When you hit a certain age, you realize that the anger and passion is still there, but it's different things that rile you up and get you ready to rant and rave and go crazy.
It's been really cool to evolve and mature with our original audience. Our original audience is all adults now and they're dealing with real problems and adult issues.
The trick has been to write in a way that doesn't seem like we are just clearly writing for them, but also write in a way that appeals to a younger generation as well, without coming off as phony or forced. It all comes down to writing things that feel like people anywhere can relate to, no matter what walk of life, no matter what color you are, religion, or country.
To have everyone embrace your message, especially when there's so much pent up frustration in the world... our thing has been to evolve with the audience, but also make it attainable for a younger, new generation to come in and really feel like there's something there and to kind of do it all over again. These young kids come in and go, "This is my band. This is the one that I want to run with and I want to fight with."
And that's been great. We're still very fortunate to be able to do this and it's because of things like that.
Thanks to Corey Taylor for the interview.
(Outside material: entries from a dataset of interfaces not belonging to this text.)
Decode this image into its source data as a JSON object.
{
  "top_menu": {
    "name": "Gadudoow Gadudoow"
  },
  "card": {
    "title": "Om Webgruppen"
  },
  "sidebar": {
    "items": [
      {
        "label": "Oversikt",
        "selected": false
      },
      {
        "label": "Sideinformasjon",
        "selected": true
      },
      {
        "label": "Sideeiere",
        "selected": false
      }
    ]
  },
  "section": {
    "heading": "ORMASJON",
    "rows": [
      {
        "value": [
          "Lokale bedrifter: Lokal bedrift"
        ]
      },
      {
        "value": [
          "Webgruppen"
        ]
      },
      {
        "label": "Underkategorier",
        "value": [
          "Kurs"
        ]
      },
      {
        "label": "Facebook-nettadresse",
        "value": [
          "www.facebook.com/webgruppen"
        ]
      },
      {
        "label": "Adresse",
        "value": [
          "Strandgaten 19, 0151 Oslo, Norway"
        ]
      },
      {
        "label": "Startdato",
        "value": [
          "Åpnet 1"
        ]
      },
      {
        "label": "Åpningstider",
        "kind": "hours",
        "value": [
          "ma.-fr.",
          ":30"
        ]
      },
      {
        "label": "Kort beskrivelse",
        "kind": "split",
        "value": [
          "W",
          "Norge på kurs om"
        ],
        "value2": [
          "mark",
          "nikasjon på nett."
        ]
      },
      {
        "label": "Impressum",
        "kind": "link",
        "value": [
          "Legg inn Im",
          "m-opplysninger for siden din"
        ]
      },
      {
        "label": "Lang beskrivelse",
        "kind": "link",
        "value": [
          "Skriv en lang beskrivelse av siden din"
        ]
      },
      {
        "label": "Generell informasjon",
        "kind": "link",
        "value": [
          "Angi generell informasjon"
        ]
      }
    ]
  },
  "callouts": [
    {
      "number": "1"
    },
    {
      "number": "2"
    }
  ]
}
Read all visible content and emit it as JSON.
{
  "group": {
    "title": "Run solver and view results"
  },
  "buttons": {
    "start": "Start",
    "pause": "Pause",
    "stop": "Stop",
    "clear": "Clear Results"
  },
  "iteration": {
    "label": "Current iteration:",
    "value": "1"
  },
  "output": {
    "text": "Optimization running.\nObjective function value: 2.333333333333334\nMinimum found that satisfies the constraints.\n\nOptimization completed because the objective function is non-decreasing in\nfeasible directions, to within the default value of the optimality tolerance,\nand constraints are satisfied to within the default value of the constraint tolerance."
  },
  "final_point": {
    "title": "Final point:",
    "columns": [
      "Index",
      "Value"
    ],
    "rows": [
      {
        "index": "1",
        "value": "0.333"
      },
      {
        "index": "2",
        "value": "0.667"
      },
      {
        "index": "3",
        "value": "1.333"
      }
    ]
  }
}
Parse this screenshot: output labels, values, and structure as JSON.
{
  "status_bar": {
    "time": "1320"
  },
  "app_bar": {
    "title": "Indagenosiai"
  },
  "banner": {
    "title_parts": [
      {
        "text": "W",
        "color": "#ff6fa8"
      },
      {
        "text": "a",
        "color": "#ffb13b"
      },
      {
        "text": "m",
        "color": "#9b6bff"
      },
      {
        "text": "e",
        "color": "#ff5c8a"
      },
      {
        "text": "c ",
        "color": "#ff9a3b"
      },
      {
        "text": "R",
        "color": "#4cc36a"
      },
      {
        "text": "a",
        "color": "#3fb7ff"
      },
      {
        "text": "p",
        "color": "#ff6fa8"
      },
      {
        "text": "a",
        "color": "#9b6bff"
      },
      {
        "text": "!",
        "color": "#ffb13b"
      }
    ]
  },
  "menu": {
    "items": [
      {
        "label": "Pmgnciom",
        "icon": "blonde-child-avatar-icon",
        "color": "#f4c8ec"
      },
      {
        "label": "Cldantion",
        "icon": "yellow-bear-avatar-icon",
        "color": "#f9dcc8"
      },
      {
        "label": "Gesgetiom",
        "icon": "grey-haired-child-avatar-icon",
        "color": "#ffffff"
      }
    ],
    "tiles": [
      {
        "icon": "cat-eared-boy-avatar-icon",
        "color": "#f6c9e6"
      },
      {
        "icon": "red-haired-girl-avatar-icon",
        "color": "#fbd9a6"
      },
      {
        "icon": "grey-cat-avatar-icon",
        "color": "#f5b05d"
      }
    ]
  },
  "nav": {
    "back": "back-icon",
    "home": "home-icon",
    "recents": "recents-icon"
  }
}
Catch him on the road on his solo tour (ending June 19) at these dates and see all the upcoming dates for Slipknot's 'Knotfest Roadshow' tour, which begins in late September, at this location. Follow Slipknot on Facebook, Twitter, Instagram and Spotify and find out where you can hear Full Metal Jackie's weekend radio show here.